You can define putridity sequences for any non-negative sequence. Which of them are interesting? I do not know, but I know which of them are not very interesting. For example, the putridity of pronic (oblong) numbers sequence is the same as the putridity of the triangular numbers sequence. This is because pronic numbers are twice triangular numbers and putridity is independent of factors of two. Another uninformative putridity sequence is the odiousness of the powers of two. This sequence consists only of ones.
I bet that my readers can find putridity sequences that are interesting.Share:
Ctibor O. Zizka:
the “classic” Thue-Morse seq. can be expressed as a(n)=S2(n)mod 2, where S2(n) = sum of digits of n, n in base-2 notation. A year ago I was looking on the more general case :
Let Sk(n) = sum of digits of n; n in base-k notation. Let F(t) be some arithmetic function.
Then a(n)= F(Sk(n)) mod m is a generalised Thue-Morse sequence.
Nice properties have sequences where F(Sk(n))=floor(Q*Sk(n)); Q is a positive rational number.
Partial sums of a generalized Thue-Morse sequence a(n)=F(Sk(n)) mod m are fractal –> they consist of series of the generalized batrachion Blancmange function (similarly to Hofstadter’s Q-Sequence, Hofstadter-Conway 10000$ and Mallows seq. etc.). A good article is https://arxiv.org/PS_cache/math/pdf/0406/0406078v1.pdf which mirrors my computational results from an ergodic/Pascal-adic transformation point of view. Partial sums of such generalized Thue-Morse seq. also points to the Minkowski Question Mark function and relates the continued-fraction representation of the real numbers to their k-ary expansion https://arxiv.org/PS_cache/arxiv/pdf/0810/0810.1265v2.pdf.
I do not know if my note is of interest for you,
Have a nice day,
Ctibor24 January 2009, 11:22 am
Grudgingly, I have to concede that John Conway’s word “putridity” is indeed a word. However, I much prefer the older and more time-honored synonym which I recall as the closing word of Edgar Allan Poe’s tale “The Facts in the Case of M. Valdemar”:
“Upon the bed, before the whole company, there lay a nearly liquid mass of loathsome——of detestable putrescence.”
The distastefulness of the subject notwithstanding, don’t you find “putrescence” a much more lilting word than “putridity”?
🙂30 January 2009, 6:39 am
Parity of a number tells us whether it is even or odd; why not name “perfidy” the property that describes whether a number is evil or odious?31 January 2009, 10:18 am
I received a letter from John Conway in reply to Ingid’s suggestion of “perfidy”:
In fact it’s better in two ways – closer still to “parity,” AND a better fit with “evil” and “odious”! Gets my vote right off. JHC22 May 2009, 8:45 pm
Are you game? (Part II – Numbers are evil! … at least some of them are … others are odious!) « Thesquaredcircle:

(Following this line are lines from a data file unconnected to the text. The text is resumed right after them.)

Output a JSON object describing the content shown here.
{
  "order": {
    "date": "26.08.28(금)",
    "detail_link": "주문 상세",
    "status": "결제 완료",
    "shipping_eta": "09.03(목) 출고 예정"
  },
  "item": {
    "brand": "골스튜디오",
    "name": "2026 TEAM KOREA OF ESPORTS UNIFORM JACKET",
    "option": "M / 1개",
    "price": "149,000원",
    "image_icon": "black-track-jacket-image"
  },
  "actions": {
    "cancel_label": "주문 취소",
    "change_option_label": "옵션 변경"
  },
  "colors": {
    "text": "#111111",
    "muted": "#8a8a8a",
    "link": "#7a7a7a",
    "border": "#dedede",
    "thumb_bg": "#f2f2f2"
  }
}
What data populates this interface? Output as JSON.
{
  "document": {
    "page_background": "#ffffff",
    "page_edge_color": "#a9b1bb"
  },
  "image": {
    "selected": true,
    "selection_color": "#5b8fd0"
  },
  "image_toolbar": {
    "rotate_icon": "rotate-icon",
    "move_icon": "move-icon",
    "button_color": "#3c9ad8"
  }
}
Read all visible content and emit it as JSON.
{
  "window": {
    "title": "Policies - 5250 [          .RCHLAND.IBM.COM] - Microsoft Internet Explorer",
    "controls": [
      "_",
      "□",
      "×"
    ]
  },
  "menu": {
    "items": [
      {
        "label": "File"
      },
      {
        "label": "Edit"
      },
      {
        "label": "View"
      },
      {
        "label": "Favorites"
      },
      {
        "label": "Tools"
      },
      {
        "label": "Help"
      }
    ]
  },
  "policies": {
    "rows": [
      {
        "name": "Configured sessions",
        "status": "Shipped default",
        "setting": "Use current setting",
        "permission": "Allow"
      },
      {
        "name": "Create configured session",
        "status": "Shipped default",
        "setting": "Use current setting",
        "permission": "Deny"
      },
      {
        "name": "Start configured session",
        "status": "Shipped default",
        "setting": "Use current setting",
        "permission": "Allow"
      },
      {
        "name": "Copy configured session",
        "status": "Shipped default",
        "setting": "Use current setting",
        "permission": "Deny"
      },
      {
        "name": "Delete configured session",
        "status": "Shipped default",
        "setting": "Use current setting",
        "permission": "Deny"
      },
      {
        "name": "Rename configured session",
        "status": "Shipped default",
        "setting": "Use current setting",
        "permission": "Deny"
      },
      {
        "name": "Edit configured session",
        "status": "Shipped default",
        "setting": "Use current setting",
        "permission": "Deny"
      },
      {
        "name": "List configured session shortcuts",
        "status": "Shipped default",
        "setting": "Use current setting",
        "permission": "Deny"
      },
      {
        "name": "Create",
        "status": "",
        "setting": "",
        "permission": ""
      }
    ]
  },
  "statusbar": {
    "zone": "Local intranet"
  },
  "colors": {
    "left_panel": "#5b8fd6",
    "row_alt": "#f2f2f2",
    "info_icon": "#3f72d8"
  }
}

[…] called this property putridity. On Tanya Khovanova’s Math blog in a blog entry called Thue-Morse Odiousness, Ingrid Daubechies suggested in a comment that the more appropriate name would be perfidy – a […]25 May 2009, 10:53 am
Tanya Khovanova’s Math Blog » Blog Archive » On the Perfidy of Negative Numbers:
[…] Perfidy is to parity as odious is to odd and evil is to even. As a reminder, odious numbers are numbers with an odd number of ones in their binary expansions. From here you can extrapolate what the evil numbers are and the fact that the perfidy of an integer is the parity of the number of ones in its binary expansion. We live in a terrible world: all numbers are perfidious. […]2 January 2011, 10:43 pm